Synonyms for LIFO

inventory accounting in which the most recently acquired items are assumed to be the first sold

References in periodicals archive ?
However, adjusted EBITDA (earnings before interest, taxes, depreciation and amortization, LIFO, lease termination and impairment charges, and various other items) for the final quarter dipped 3.
Fiscal 2012's bottom line, meanwhile, was impacted by $82 million in transaction costs associated with Walgreens' purchase of a 45% stake in Alliance Boots, $161 billion in acquisition-related amortization expense and a $195 million LIFO charge.
1363-2(e)(1), a taxpayer must adjust the basis of its inventory to reflect the amount of LIFO recapture included in income.
If any costs are allotted to inventory, they have to be disclosed separately, and if a company uses the LIFO method, then it has to disclose the difference between the stated and current value, which is the LIFO reserve.
If prices are generally increasing and a business is not reducing its inventory levels, using LIFO for inventory valuation results in higher cost of goods sold, lower net income, and lower tax liability than using the first-in, first out (FIFO) method.
The primary focus of the case is the financial statement adjustments and then re-calculation of the Altman Z-score for Thiel Machinery because of its inability to continue using LIFO.
Conversely, the LIFO method instead matches the most recent costs of inventory against current revenues, resulting in a higher amount associated with the cost of goods sold and a lower amount going towards inventory on-hand.
Implement a LIFO approach, and the perception is just the opposite: callers know they'll sometimes have to wait, but also know the chance is good that service will be rather quick, if not immediate.
Charles Mulford, professor of accounting and Invesco Chair at Georgia Tech, found in his research that 30 companies with big LIFO reserves would face a total tax bill of $15.
If LIFO alone was applied it is highly likely that a different conclusion would have been reached.
If a company changes its accounting method from LIFO to something else, it must restate opening inventory in the year of the change as if it had used the new method in prior periods.
Most of these studies focused on two inventory methods--FIFO and LIFO.
One source of income that caught Congressional attention last year is LIFO (last-in first-out) inventory accounting.
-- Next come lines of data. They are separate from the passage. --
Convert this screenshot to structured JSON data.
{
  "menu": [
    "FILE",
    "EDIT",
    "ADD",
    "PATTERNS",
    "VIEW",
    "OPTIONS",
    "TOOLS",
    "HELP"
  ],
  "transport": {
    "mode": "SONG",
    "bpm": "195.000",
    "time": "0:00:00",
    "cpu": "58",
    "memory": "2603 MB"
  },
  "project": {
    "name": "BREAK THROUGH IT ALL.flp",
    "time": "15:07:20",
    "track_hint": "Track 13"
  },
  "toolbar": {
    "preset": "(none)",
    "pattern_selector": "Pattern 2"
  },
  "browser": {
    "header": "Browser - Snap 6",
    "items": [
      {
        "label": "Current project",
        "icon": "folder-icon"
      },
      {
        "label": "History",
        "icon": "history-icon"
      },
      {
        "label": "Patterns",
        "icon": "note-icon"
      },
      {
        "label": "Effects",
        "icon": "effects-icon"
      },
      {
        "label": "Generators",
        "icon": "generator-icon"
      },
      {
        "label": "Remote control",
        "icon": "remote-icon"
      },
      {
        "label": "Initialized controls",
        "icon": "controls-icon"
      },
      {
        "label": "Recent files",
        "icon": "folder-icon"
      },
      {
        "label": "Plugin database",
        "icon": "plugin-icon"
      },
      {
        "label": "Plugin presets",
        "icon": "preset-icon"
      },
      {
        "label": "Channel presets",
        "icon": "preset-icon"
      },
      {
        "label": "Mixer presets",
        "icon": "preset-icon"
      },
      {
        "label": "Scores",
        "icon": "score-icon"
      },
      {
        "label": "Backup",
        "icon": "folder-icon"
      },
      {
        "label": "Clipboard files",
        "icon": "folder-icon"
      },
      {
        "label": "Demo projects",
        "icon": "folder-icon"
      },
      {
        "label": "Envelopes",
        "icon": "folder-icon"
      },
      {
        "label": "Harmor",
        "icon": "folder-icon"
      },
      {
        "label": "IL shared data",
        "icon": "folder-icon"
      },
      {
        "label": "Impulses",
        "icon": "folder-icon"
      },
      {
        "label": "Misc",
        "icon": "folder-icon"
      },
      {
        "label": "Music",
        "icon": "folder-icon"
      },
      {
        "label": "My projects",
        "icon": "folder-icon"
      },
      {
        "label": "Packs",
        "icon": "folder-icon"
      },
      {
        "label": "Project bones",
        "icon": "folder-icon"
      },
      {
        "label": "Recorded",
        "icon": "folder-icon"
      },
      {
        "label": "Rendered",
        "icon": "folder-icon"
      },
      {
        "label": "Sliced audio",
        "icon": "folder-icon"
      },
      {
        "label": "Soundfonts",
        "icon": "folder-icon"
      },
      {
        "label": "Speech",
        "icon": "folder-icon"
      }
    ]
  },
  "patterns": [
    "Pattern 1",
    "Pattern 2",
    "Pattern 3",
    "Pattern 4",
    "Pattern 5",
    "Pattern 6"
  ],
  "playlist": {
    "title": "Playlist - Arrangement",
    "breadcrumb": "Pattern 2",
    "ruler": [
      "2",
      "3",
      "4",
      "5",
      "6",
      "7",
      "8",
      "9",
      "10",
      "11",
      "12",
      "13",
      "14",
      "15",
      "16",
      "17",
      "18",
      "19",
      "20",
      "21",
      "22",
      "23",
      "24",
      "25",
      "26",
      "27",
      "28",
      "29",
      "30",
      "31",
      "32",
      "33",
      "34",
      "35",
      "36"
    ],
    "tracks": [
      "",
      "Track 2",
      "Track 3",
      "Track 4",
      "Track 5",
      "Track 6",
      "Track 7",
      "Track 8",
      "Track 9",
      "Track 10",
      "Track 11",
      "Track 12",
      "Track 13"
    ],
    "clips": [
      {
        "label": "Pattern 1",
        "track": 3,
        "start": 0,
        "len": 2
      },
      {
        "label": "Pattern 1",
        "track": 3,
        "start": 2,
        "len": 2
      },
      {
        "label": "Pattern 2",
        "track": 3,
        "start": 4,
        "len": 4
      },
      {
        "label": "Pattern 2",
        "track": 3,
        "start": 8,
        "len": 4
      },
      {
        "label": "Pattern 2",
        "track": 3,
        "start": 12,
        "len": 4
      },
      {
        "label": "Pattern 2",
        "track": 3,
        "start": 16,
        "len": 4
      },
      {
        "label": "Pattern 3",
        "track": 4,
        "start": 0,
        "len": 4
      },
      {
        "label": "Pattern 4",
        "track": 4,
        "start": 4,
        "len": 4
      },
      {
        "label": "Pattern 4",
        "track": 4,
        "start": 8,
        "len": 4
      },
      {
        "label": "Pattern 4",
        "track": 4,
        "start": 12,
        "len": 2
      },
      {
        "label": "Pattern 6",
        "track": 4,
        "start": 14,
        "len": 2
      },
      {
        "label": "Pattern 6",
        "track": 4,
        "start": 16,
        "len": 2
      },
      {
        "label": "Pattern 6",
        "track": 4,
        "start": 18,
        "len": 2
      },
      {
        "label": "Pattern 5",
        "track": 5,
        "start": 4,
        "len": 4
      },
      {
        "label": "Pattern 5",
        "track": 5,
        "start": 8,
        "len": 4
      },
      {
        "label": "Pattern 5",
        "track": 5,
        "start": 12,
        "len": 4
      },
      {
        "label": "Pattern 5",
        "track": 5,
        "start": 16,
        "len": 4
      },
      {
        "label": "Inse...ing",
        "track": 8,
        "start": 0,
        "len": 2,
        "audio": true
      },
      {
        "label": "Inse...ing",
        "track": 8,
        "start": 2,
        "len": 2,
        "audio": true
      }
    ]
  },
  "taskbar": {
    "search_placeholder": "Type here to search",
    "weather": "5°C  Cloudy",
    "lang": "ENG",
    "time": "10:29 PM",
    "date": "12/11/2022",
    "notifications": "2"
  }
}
Grassley and Max Baucus, chair and ranking member of the Senate Finance Committee, urging the retention of the LIFO inventory accounting method.